Wednesday, August 3, 2011
You may well be familiar with the distinctive sight of The Eden Project, where a disused clay mine near St Austell plays host to two large biomes and acres of manicured gardens. Certainly not something you see everyday!
But it is not until you visit the sight itself and experience its many facets that you really get a sense of what this place is all about.
As the brain-child of Tim Smit, creator of the Lost Gardens of Heligan, The Eden Project is driven by the aim to both entertain and educate – a balance it strikes quite brilliantly.
Visitors (of which there have been more than 8 million since the doors opened in March 2001) are encouraged to learn about our relationship with nature. In order to do so, you are left free to wander through the two huge biomes, which together contain more than a million plants.
For many, the Rainforest Biome is a particular highlight. Housing the largest jungle in captivity, it features masses of tropical plants, a waterfall and a new canopy lookout – a raised platform that takes you above the treetops. Some may even witness the rainforest balloon, a helium filled balloon which carries gardeners up to the higher reaches of the rainforest. Quite a novel way to do a spot of pruning!

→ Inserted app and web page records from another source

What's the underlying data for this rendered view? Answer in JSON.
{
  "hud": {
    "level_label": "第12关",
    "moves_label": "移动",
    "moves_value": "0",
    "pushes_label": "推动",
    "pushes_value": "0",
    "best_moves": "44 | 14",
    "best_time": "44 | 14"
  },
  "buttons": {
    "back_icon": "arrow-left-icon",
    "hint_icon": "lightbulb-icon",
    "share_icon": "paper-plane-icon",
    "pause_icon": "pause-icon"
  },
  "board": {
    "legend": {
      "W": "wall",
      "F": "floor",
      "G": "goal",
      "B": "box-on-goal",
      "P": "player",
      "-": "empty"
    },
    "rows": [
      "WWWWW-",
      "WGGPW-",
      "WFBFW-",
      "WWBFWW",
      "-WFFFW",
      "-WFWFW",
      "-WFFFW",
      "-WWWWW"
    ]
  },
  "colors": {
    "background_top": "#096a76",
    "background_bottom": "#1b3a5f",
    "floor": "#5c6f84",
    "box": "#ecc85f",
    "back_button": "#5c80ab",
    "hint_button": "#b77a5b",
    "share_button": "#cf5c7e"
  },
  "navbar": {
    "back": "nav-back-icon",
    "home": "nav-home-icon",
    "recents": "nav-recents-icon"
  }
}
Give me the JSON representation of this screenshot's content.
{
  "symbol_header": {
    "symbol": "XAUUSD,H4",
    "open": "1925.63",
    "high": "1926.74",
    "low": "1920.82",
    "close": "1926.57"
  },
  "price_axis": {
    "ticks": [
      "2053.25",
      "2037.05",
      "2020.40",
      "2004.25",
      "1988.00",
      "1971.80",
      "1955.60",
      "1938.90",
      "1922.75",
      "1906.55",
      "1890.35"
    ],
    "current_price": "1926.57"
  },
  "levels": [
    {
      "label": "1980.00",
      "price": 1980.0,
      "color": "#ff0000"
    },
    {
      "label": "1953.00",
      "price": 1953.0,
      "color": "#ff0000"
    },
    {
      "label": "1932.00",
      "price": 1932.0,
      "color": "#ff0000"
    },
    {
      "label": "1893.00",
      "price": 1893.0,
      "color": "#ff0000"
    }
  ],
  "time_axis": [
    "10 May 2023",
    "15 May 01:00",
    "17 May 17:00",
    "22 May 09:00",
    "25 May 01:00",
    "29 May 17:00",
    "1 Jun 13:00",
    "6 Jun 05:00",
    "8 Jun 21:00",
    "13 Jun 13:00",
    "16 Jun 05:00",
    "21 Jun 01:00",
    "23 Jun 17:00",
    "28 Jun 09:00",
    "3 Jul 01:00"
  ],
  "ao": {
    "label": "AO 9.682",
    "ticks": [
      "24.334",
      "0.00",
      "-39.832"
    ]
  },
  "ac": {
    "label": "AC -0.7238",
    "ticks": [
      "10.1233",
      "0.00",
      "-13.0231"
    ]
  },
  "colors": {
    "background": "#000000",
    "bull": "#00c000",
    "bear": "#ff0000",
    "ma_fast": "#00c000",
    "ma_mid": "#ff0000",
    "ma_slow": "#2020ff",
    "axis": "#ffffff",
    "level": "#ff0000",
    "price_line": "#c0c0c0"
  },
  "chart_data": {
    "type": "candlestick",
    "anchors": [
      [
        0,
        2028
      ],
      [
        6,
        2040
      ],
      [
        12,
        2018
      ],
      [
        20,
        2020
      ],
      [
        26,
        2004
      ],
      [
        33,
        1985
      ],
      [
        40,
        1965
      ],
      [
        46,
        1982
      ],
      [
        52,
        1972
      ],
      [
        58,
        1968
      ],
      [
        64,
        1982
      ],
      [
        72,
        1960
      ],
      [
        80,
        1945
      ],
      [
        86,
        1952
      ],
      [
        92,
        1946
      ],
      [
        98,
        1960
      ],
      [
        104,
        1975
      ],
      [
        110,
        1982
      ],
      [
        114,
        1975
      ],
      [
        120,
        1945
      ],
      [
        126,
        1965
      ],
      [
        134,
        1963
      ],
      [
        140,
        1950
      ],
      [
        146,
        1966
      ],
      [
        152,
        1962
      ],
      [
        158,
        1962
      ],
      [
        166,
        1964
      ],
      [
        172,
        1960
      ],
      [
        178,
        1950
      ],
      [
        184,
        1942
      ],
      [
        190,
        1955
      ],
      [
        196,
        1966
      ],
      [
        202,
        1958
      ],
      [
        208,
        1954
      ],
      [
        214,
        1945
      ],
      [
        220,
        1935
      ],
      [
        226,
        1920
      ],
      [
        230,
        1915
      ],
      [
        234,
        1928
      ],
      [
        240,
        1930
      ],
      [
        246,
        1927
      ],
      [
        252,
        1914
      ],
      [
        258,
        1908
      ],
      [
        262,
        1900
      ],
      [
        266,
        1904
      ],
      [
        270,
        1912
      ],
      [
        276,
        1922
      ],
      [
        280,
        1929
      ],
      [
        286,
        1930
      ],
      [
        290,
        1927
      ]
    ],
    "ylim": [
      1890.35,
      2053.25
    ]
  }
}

The Mediterranean Biome is, however, no less fascinating. Offering a taste of the world’s temperate regions, it is a delight on all the senses. Take in the sights of the Bacchanalian sculptures, breathe in the natural scents in the perfume vats and discover the benefits of the sprouting Aloe Vera plants.
And the fun doesn’t stop there! The Core is an education centre with interactive displays, teaching you about everything from evolution to eco-systems. By night, this space transforms into an arts and music venue, hosting a variety of acts throughout the year.
What’s more, there’s local produce to taste, artwork to marvel at, gorgeous garden displays to walk through, and even a free land train run on bio-fuel to ride on. Really, it is no wonder The Eden Project is the third most visited attraction in the UK.
But with so much to do, you may worry that you won’t fit it all in to one day. However, this need not be a problem, as instead of paying the daily admission price, simply make a donation to the Eden Trust (which is the same amount as a ticket). This gives you an annual pass, meaning you can enjoy all The Eden Project has to offer for an entire year. Well worth it, I think you will agree!